### RECORDED DATA
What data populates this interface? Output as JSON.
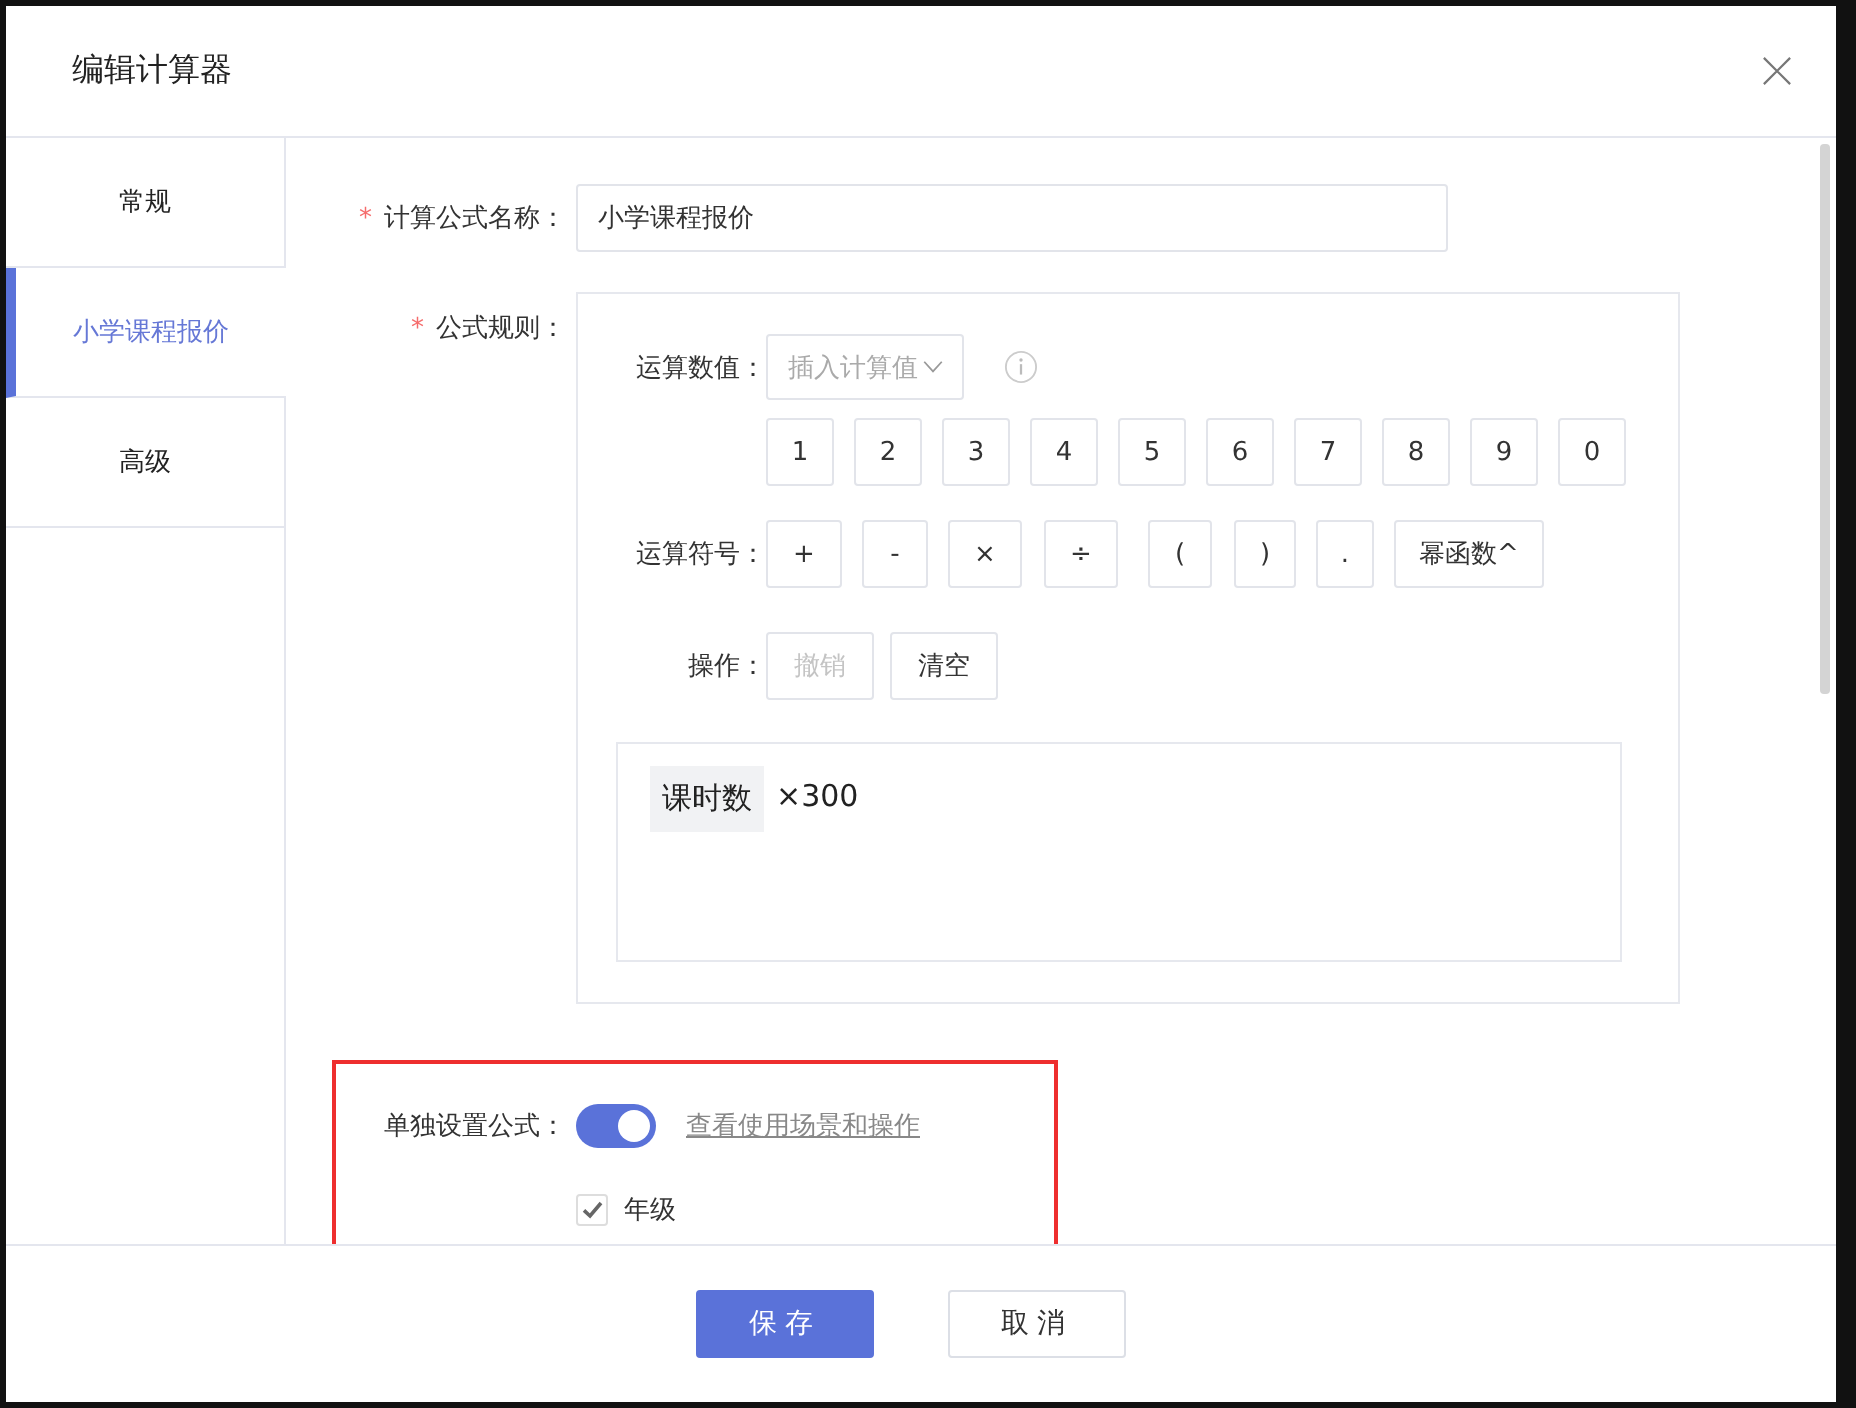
{
  "dialog": {
    "title": "编辑计算器"
  },
  "sidebar": {
    "tabs": [
      {
        "label": "常规",
        "selected": false
      },
      {
        "label": "小学课程报价",
        "selected": true
      },
      {
        "label": "高级",
        "selected": false
      }
    ]
  },
  "form": {
    "name_field": {
      "required_mark": "*",
      "label": "计算公式名称：",
      "value": "小学课程报价"
    },
    "rule": {
      "required_mark": "*",
      "label": "公式规则：",
      "value_row": {
        "label": "运算数值：",
        "placeholder": "插入计算值"
      },
      "digits": [
        "1",
        "2",
        "3",
        "4",
        "5",
        "6",
        "7",
        "8",
        "9",
        "0"
      ],
      "operator_row": {
        "label": "运算符号：",
        "keys": [
          "+",
          "-",
          "×",
          "÷",
          "(",
          ")",
          ".",
          "幂函数^"
        ]
      },
      "action_row": {
        "label": "操作：",
        "buttons": [
          {
            "label": "撤销",
            "disabled": true
          },
          {
            "label": "清空",
            "disabled": false
          }
        ]
      },
      "formula": [
        {
          "kind": "variable",
          "text": "课时数"
        },
        {
          "kind": "text",
          "text": "×300"
        }
      ]
    },
    "separate_formula": {
      "label": "单独设置公式：",
      "on": true,
      "link": "查看使用场景和操作",
      "options": [
        {
          "label": "年级",
          "checked": true
        }
      ]
    }
  },
  "footer": {
    "buttons": [
      {
        "label": "保存",
        "kind": "primary"
      },
      {
        "label": "取消",
        "kind": "default"
      }
    ]
  }
}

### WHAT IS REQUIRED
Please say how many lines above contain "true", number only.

### OUTPUT BELOW
4